Olga Pericet was a body of pure energy and muscle. Her petite frame was at first misleading, but once she hit her positions so powerfully and precisely, the tiny dancer was as large as the flamenco giants that you could see she was emulating. With slow, deep and dramatic low points of her choreography, Pericet incorporated the male vocal singers and their dramatic style of almost-crying. This Moorish style of not-so-subtle vibrato along with the wailing sound of the voice called out to Pericet, where in return she would either be aloof and distant like an apathetic temptress, or react and be red with fire like a scorned lover.
And where did all of this new style of flamenco stem from? Carmen Cortés, celebrated for performing the flamenco puro style, brought the audience back in time. With a focus more on upper-body style, full body attitude, and musical seduction, the intricate footwork seen earlier in the evening was almost of no part of her performance. The stomping and clapping was quite simple, however her captivating stage presence and the way she commanded the room was what put her in a league of her own. A legend was dancing before us, and with such traditional flair, she brought us all to our feet at the end of the night.

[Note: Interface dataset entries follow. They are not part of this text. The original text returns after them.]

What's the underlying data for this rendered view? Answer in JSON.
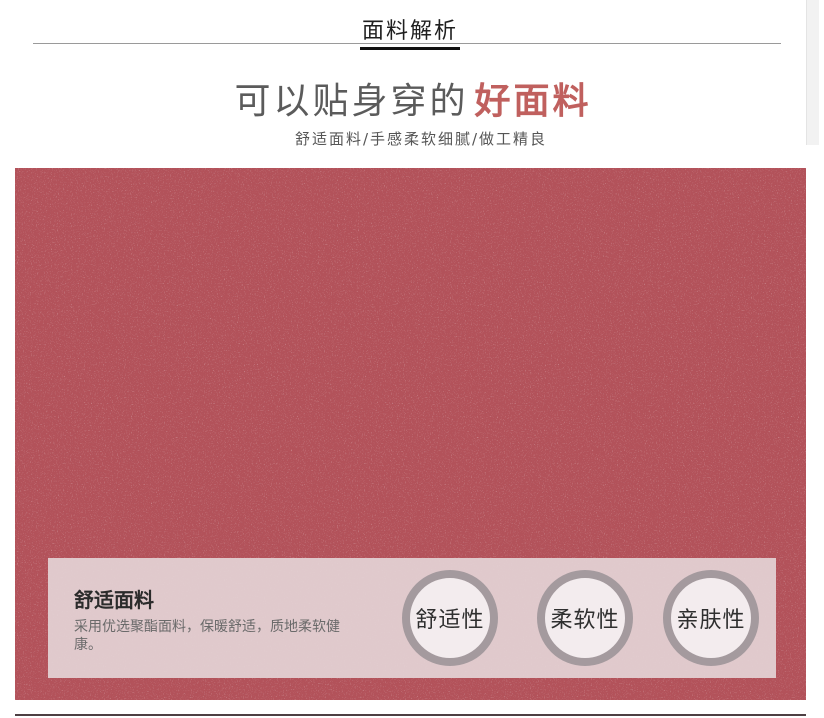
{
  "section": {
    "title": "面料解析"
  },
  "headline": {
    "lead": "可以贴身穿的",
    "accent": "好面料"
  },
  "subline": "舒适面料/手感柔软细腻/做工精良",
  "info": {
    "title": "舒适面料",
    "desc": "采用优选聚酯面料，保暖舒适，质地柔软健康。",
    "badges": [
      "舒适性",
      "柔软性",
      "亲肤性"
    ]
  },
  "colors": {
    "fabric": "#b3525a",
    "accent": "#c0605e",
    "badge_ring": "#a49a9e"
  }
}
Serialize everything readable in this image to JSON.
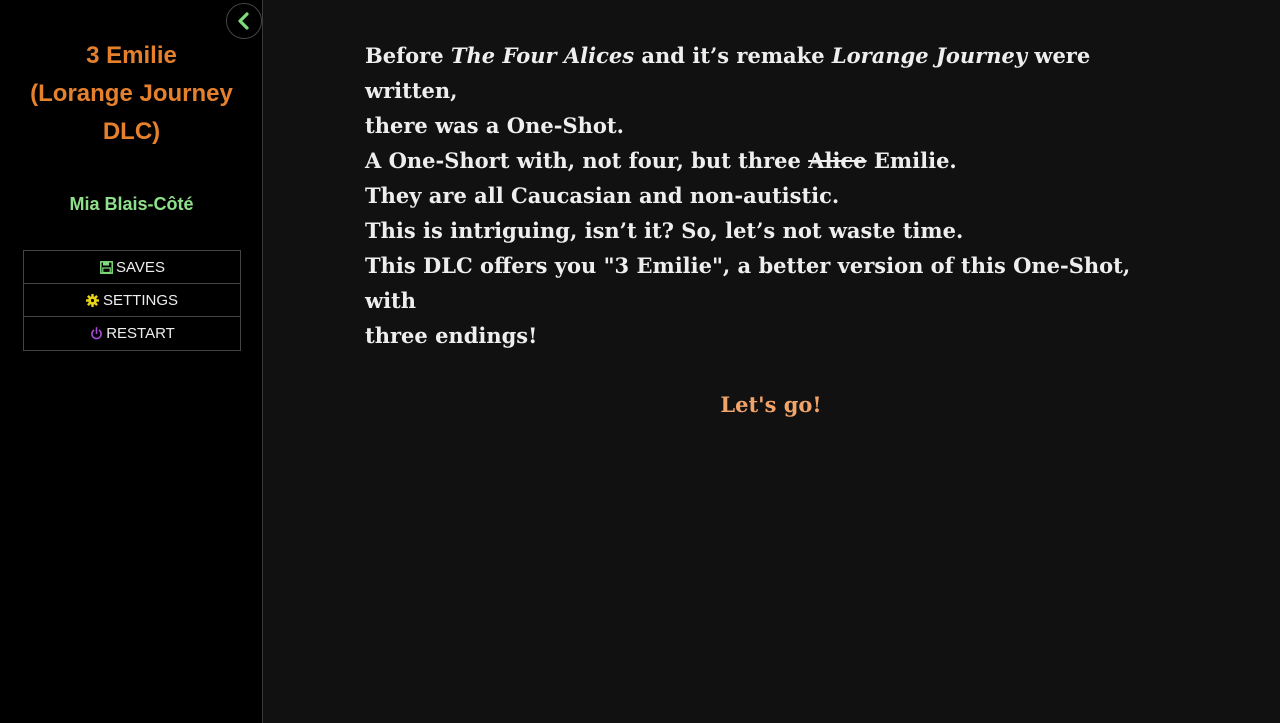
{
  "sidebar": {
    "title": "3 Emilie\n(Lorange Journey\nDLC)",
    "author": "Mia Blais-Côté",
    "menu": {
      "saves": "SAVES",
      "settings": "SETTINGS",
      "restart": "RESTART"
    }
  },
  "passage": {
    "line1": {
      "a": "Before ",
      "b_em": "The Four Alices",
      "c": " and it’s remake ",
      "d_em": "Lorange Journey",
      "e": " were written,"
    },
    "line2": "there was a One-Shot.",
    "line3": {
      "a": "A One-Short with, not four, but three ",
      "b_strike": "Alice",
      "c": " Emilie."
    },
    "line4": "They are all Caucasian and non-autistic.",
    "line5": "This is intriguing, isn’t it? So, let’s not waste time.",
    "line6": "This DLC offers you \"3 Emilie\", a better version of this One-Shot, with\nthree endings!",
    "link": "Let's go!"
  },
  "colors": {
    "title": "#e5802d",
    "author": "#8fe08a",
    "link": "#f0a46a",
    "toggle_chevron": "#7fdc7a",
    "save_icon": "#7fdc7a",
    "settings_icon": "#e8d21a",
    "restart_icon": "#a74ad6"
  }
}
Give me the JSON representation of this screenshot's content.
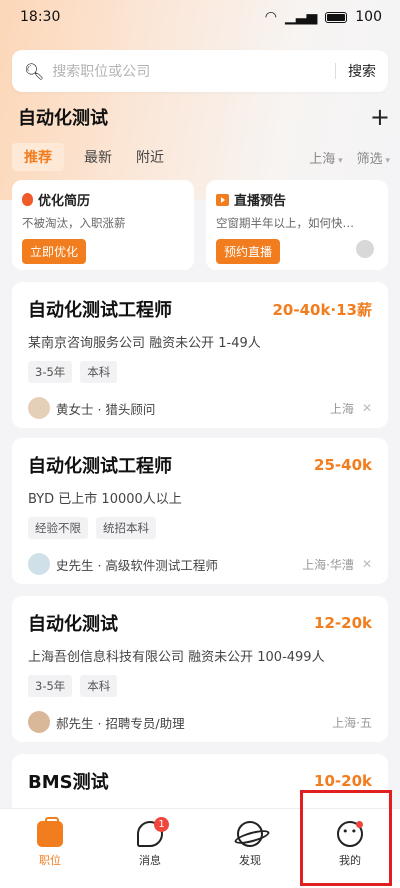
{
  "status": {
    "time": "18:30",
    "battery": "100"
  },
  "search": {
    "placeholder": "搜索职位或公司",
    "button": "搜索"
  },
  "header": {
    "title": "自动化测试",
    "add": "+"
  },
  "tabs": [
    {
      "label": "推荐",
      "active": true
    },
    {
      "label": "最新",
      "active": false
    },
    {
      "label": "附近",
      "active": false
    }
  ],
  "filters": {
    "city": "上海",
    "filter": "筛选"
  },
  "promos": [
    {
      "title": "优化简历",
      "subtitle": "不被淘汰，入职涨薪",
      "button": "立即优化",
      "icon": "flame-icon"
    },
    {
      "title": "直播预告",
      "subtitle": "空窗期半年以上，如何快…",
      "button": "预约直播",
      "icon": "live-icon"
    }
  ],
  "jobs": [
    {
      "title": "自动化测试工程师",
      "salary": "20-40k·13薪",
      "company": "某南京咨询服务公司  融资未公开  1-49人",
      "tags": [
        "3-5年",
        "本科"
      ],
      "recruiter": "黄女士 · 猎头顾问",
      "location": "上海"
    },
    {
      "title": "自动化测试工程师",
      "salary": "25-40k",
      "company": "BYD  已上市  10000人以上",
      "tags": [
        "经验不限",
        "统招本科"
      ],
      "recruiter": "史先生 · 高级软件测试工程师",
      "location": "上海·华漕"
    },
    {
      "title": "自动化测试",
      "salary": "12-20k",
      "company": "上海吾创信息科技有限公司  融资未公开  100-499人",
      "tags": [
        "3-5年",
        "本科"
      ],
      "recruiter": "郝先生 · 招聘专员/助理",
      "location": "上海·五"
    },
    {
      "title": "BMS测试",
      "salary": "10-20k"
    }
  ],
  "nav": [
    {
      "label": "职位",
      "icon": "briefcase-icon",
      "active": true
    },
    {
      "label": "消息",
      "icon": "chat-icon",
      "badge": "1"
    },
    {
      "label": "发现",
      "icon": "planet-icon"
    },
    {
      "label": "我的",
      "icon": "face-icon",
      "dot": true
    }
  ],
  "colors": {
    "accent": "#f17d1f",
    "badge": "#f0463c"
  }
}
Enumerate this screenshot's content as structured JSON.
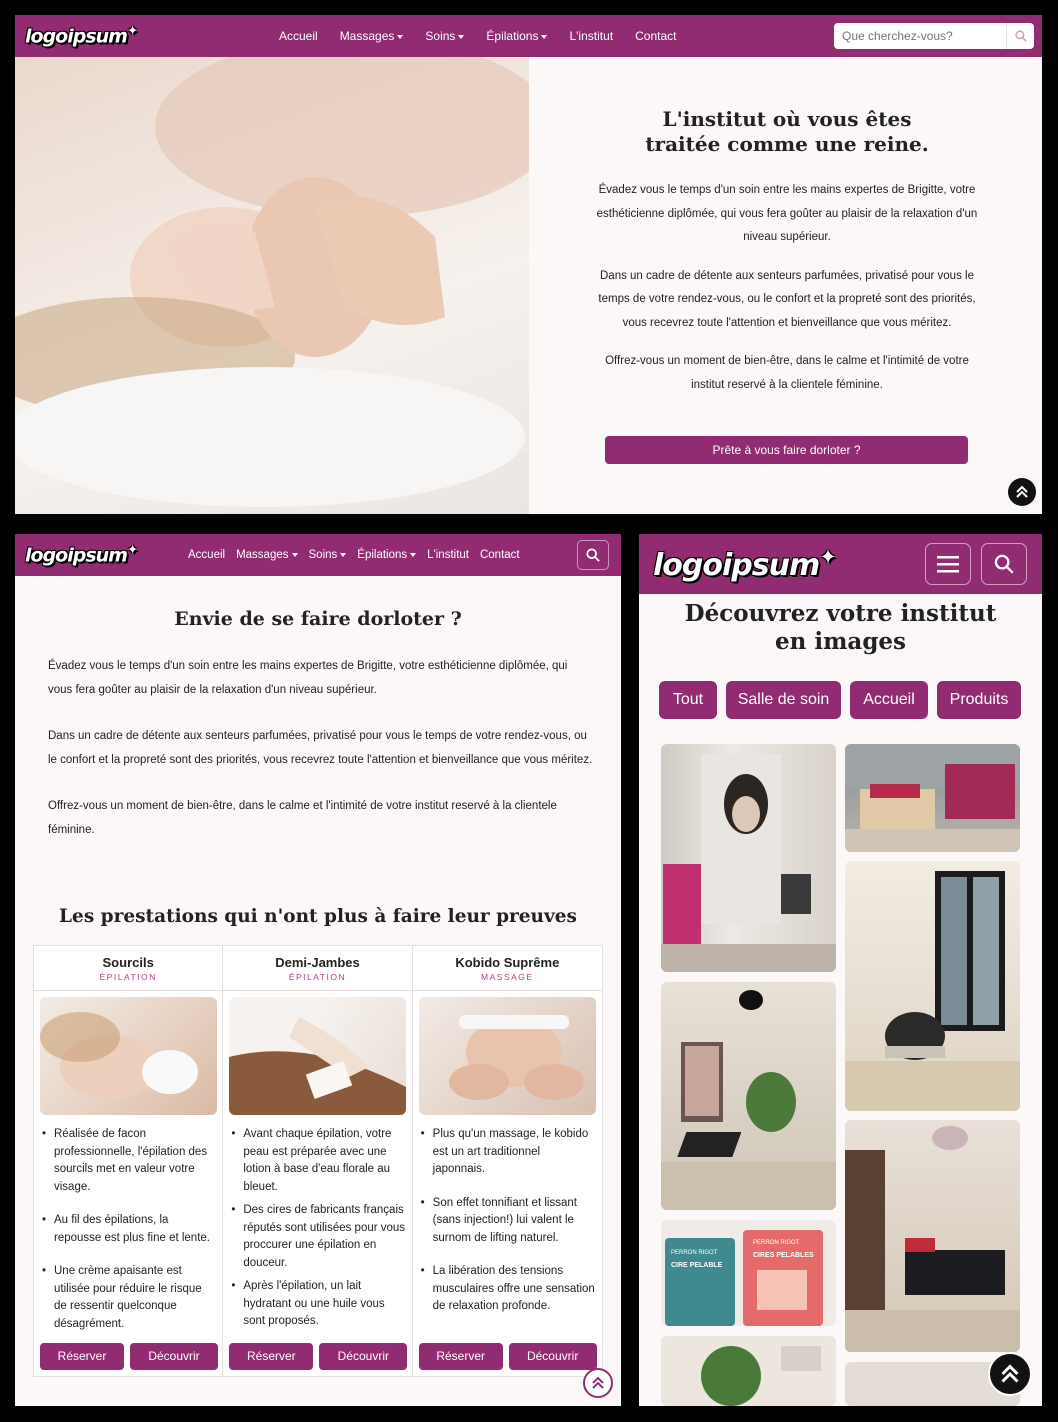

THE BARE FEET™ FIVE: 1. Flamenco Festival: The Flamenco Festival USA continues in New York City for the rest of this weekend (March 2nd-5th, 2012) and ends next weekend (March 8th-11th). Be sure to get your tickets now at www.flamencofestival.org 2. The classes continue: The free flamenco classes continue for the next three performances this weekend at New York City Center, all beginning 90-minutes prior to showtime (only open to ticket holders). Get to the theater early to find a good spot - space fills up quickly! 3. I missed these women! No worries, their companies will be performing again on Saturday and Sunday evening, along with Manuela Carrasco, queen of gypsy dance flamenco! For full details, click here! 4. I want to hear more music! For some beautiful music that will move you, check out Absolute Flamenco, and some music that inspired this art form, Arabic Songs from North Africa. 5. Tapas and wine: After the free dance lesson at New York City Center, concession stands with delicious tapas and tasty wines are served, so remember to bring some extra cash with you to the show (it beats having to wait until after the show to feed your Spanish-inspired hunger!)